» **PROBLEM DESCRIPTION**
Quote all of the entries word for word.

» **LISTED ENTRIES**
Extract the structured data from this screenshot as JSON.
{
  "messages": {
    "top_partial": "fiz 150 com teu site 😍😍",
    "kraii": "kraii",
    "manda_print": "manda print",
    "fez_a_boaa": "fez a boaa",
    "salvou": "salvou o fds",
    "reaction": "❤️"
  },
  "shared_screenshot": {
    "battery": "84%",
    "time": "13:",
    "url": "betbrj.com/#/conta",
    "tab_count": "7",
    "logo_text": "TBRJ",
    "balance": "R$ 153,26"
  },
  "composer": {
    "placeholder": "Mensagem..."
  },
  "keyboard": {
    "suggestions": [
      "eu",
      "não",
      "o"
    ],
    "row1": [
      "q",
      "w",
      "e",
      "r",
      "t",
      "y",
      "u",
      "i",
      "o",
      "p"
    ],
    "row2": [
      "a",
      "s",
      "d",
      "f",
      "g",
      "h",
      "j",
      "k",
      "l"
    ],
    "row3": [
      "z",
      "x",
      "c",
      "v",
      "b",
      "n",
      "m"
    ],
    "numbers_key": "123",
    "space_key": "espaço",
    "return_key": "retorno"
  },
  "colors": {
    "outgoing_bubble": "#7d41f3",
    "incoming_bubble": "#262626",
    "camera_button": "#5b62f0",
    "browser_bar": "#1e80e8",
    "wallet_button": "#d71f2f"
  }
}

» **SOLUTION TO THE EXERCISE**
Extract the structured data from this screenshot as JSON.
{
  "messages": {
    "top_partial": "fiz 150 com teu site 😍😍",
    "kraii": "kraii",
    "manda_print": "manda print",
    "fez_a_boaa": "fez a boaa",
    "salvou": "salvou o fds",
    "reaction": "❤️"
  },
  "shared_screenshot": {
    "battery": "84%",
    "time": "13:",
    "url": "betbrj.com/#/conta",
    "tab_count": "7",
    "logo_text": "TBRJ",
    "balance": "R$ 153,26"
  },
  "composer": {
    "placeholder": "Mensagem..."
  },
  "keyboard": {
    "suggestions": [
      "eu",
      "não",
      "o"
    ],
    "row1": [
      "q",
      "w",
      "e",
      "r",
      "t",
      "y",
      "u",
      "i",
      "o",
      "p"
    ],
    "row2": [
      "a",
      "s",
      "d",
      "f",
      "g",
      "h",
      "j",
      "k",
      "l"
    ],
    "row3": [
      "z",
      "x",
      "c",
      "v",
      "b",
      "n",
      "m"
    ],
    "numbers_key": "123",
    "space_key": "espaço",
    "return_key": "retorno"
  },
  "colors": {
    "outgoing_bubble": "#7d41f3",
    "incoming_bubble": "#262626",
    "camera_button": "#5b62f0",
    "browser_bar": "#1e80e8",
    "wallet_button": "#d71f2f"
  }
}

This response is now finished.